- A joint investigation by the OIG’s Atlanta Area Office and the FBI led to the arrest and guilty plea of a BOP account technician at the Federal Prison Camp in Pensacola, Florida, on charges of theft of government funds and falsifying records. The investigation found that the account technician stole approximately $9,000 from the BOP’s inmate trust fund and falsified records in an attempt to conceal her criminal activity. She was sentenced to 5 years’ probation and ordered to pay $9,263 in restitution.
- An investigation by the OIG’s Atlanta Area Office resulted in the arrest of a BOP recreational specialist at the Federal Correctional Institution in Estill, South Carolina, on charges of introduction of contraband, making false statements to the OIG, and making false declarations before the grand jury. OIG investigators found that the recreational specialist received approximately $7,500 in bribe payments from family and associates of inmates in return for providing tobacco and pornographic materials to inmates. Judicial proceedings continue.
- An investigation by the OIG’s Chicago Field Office led to the arrest of a BOP correctional officer in the Eastern District of Kentucky on charges of embezzling property. OIG investigators determined that the correctional officer kept his government travel credit card following his resignation from the BOP and withdrew cash advances totaling over $4,500 without authorization or repayment. Judicial proceedings continue.
The BOP’s Furlough Program
The OIG is examining whether the BOP follows existing policies when granting furloughs to federal inmates. We are also assessing whether there are adequate safeguards in place to monitor furloughed inmates and how the BOP coordinates with other law enforcement agencies when an inmate escapes during an unescorted transfer or while on furlough.
Review of the BOP’s Hiring Process
The OIG is reviewing strategies and procedures the BOP uses when hiring correctional officers.
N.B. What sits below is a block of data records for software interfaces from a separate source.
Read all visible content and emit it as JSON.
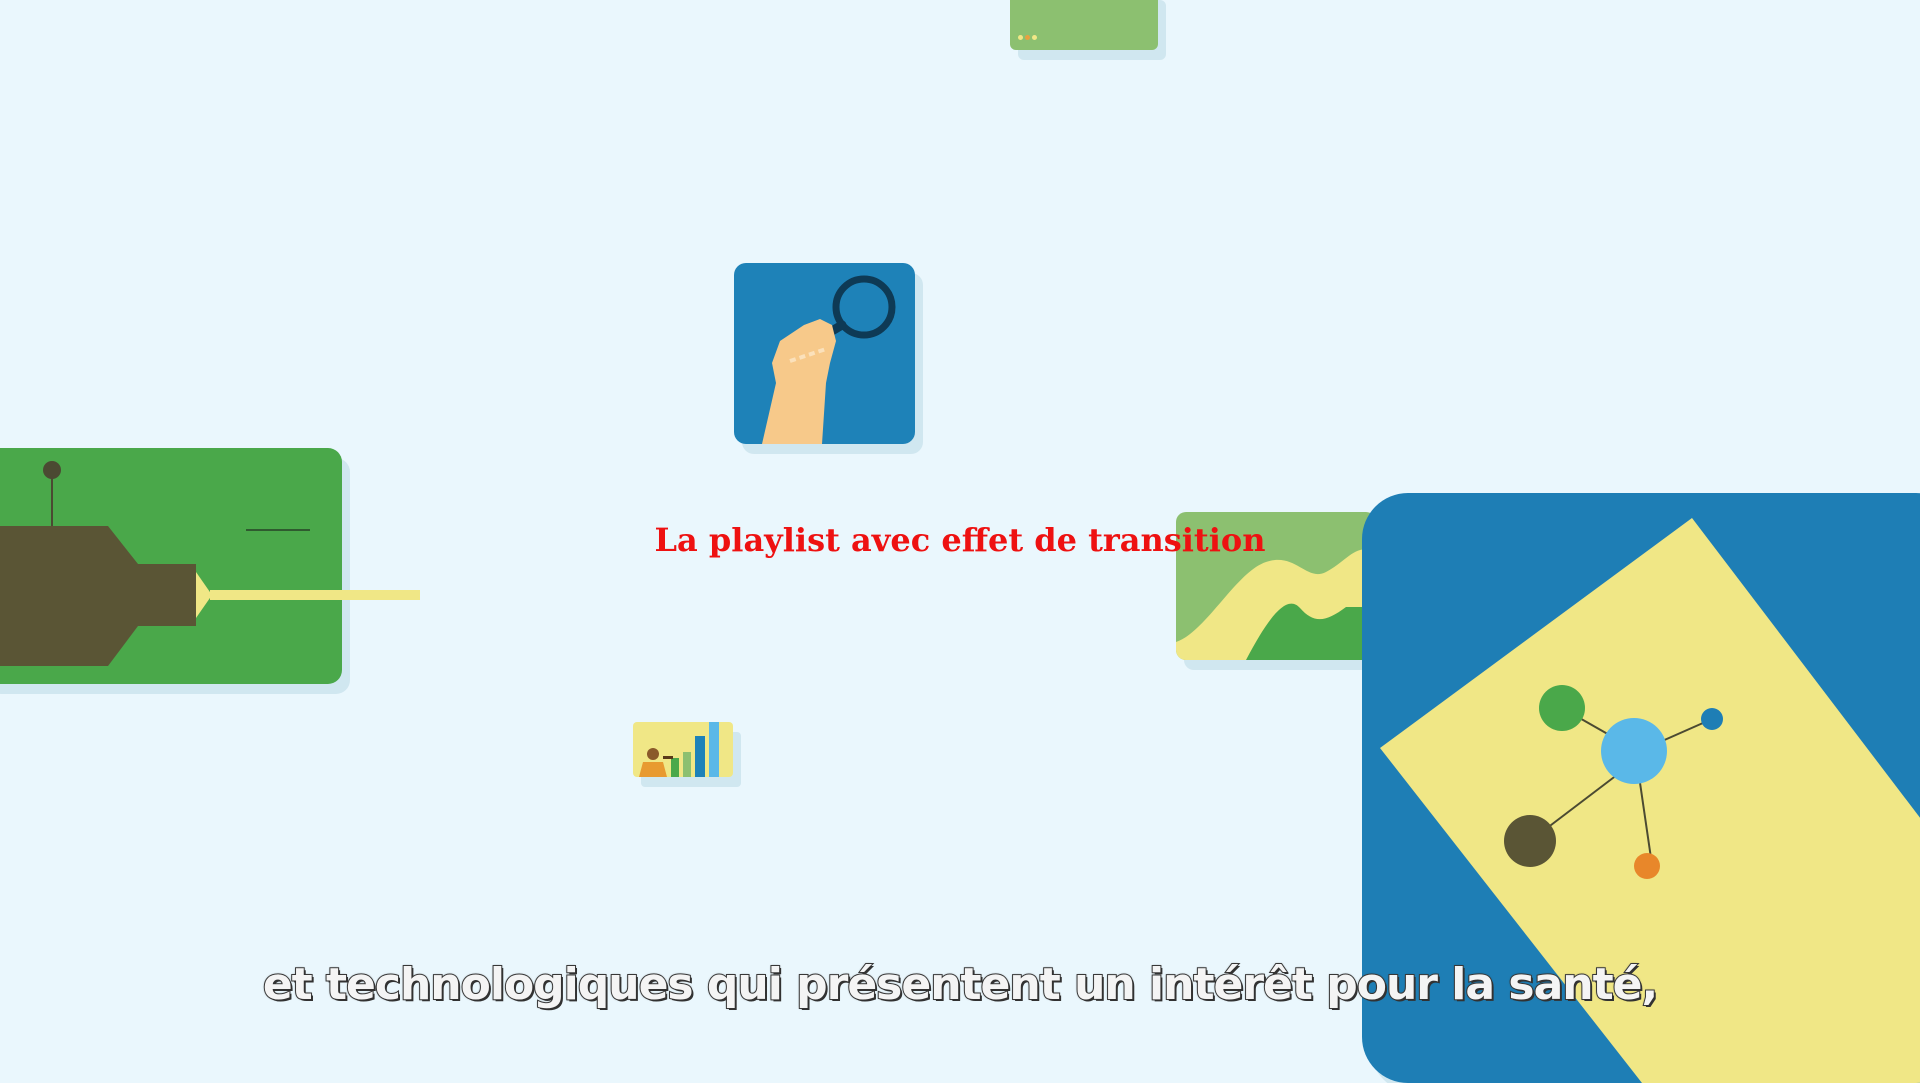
{
  "overlay": {
    "playlist_title": "La playlist avec effet de transition",
    "subtitle": "et technologiques qui présentent un intérêt pour la santé,"
  },
  "illustrations": [
    {
      "name": "top-card-icon",
      "color": "#8cc070"
    },
    {
      "name": "magnifier-hand-icon",
      "color": "#1e82b8"
    },
    {
      "name": "syringe-icon",
      "color": "#4aa84a"
    },
    {
      "name": "hills-icon",
      "color": "#8cc070"
    },
    {
      "name": "bar-chart-people-icon",
      "color": "#f0e786"
    },
    {
      "name": "molecule-icon",
      "color": "#1e7eb5"
    }
  ],
  "colors": {
    "background": "#eaf7fd",
    "title": "#ee1111",
    "subtitle_fill": "#f4f4f4",
    "subtitle_outline": "#3a3a3a"
  }
}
We are evaluating the BOP’s recruiting, applicant screening, interviewing, and training for correctional officers to assess whether the BOP’s hiring process identifies suitable applicants for these positions.